“We need more roofs over our heads. This housing project is the perfect one to bookend Vulcan Avenue and Leucadia,” resident Kevin Daniels said. “I can’t express this enough, this project is a perfect fit.”
However, some were still unconvinced the planned site is suitable for the project.
“1967 Vulcan is currently surrounded by incompetent and inadequate infrastructure,” said resident Dianna Nunez. “How was this ever considered or designated for an increase in higher density?”
The applicant previously had a traffic study completed and it was determined the area was sufficient for the added density but some at the June planning commission meeting questioned the validity of the study since it was done during state and county stay-at-home orders due to COVID-19 when traffic was lower.
The City Council itself did not find any issues with the new proposal.

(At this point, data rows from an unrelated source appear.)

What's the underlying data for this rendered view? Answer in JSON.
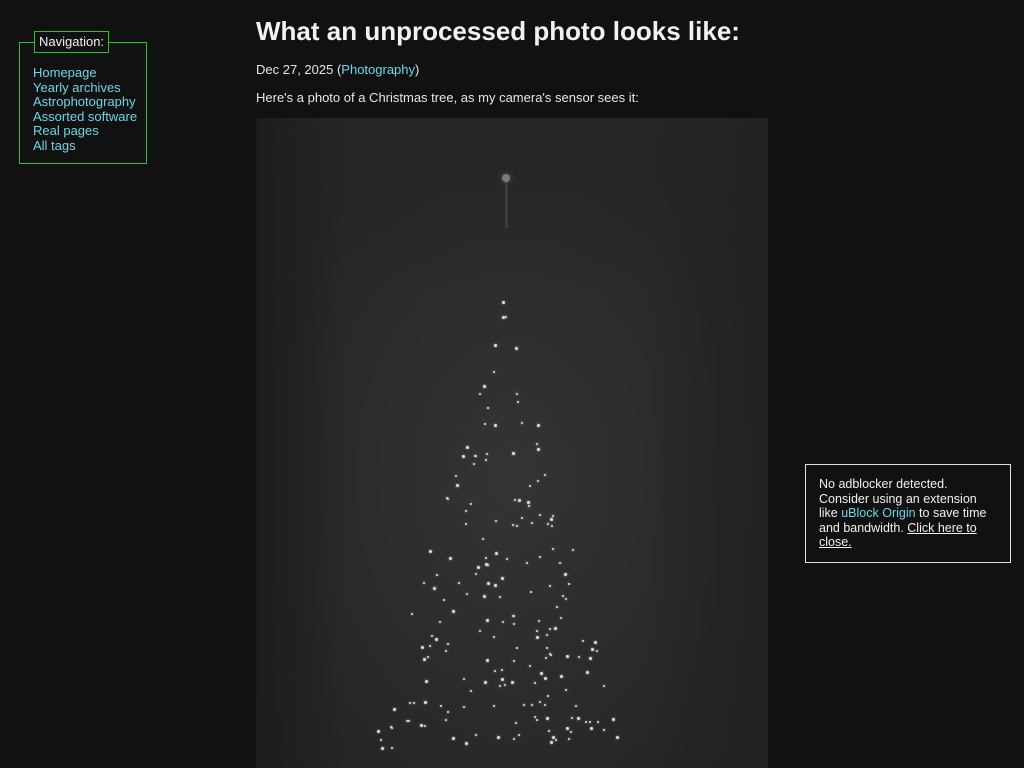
{
  "navigation": {
    "legend": "Navigation:",
    "items": [
      {
        "label": "Homepage"
      },
      {
        "label": "Yearly archives"
      },
      {
        "label": "Astrophotography"
      },
      {
        "label": "Assorted software"
      },
      {
        "label": "Real pages"
      },
      {
        "label": "All tags"
      }
    ]
  },
  "article": {
    "title": "What an unprocessed photo looks like:",
    "date": "Dec 27, 2025",
    "open_paren": " (",
    "tag": "Photography",
    "close_paren": ")",
    "intro": "Here's a photo of a Christmas tree, as my camera's sensor sees it:"
  },
  "notice": {
    "line1": "No adblocker detected.",
    "line2_prefix": "Consider using an extension like ",
    "extension_link": "uBlock Origin",
    "line2_suffix": " to save time and bandwidth. ",
    "close_link": "Click here to close."
  },
  "colors": {
    "background": "#111111",
    "nav_border": "#2fbf2f",
    "link": "#6fd6e6",
    "text": "#e6e6e6"
  }
}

“It’s clear that there is no violation of any of the applicable design review guidelines and we have staff saying it’s consistent with traffic policies based on the analysis they did,” Mayor Catherine Blakespear said.
The council voted unanimously to approve the project despite it being vastly different from the one the planning commission had previously reviewed and rejected.
According to the city, because the revisions to the project took place after the appeal had been filed, there is nothing in place to automatically send the project back to the Planning Commission.
One of the possible actions recommended by city staff was returning the matter to the planning commission to review the new design, but the council opted not to go that route.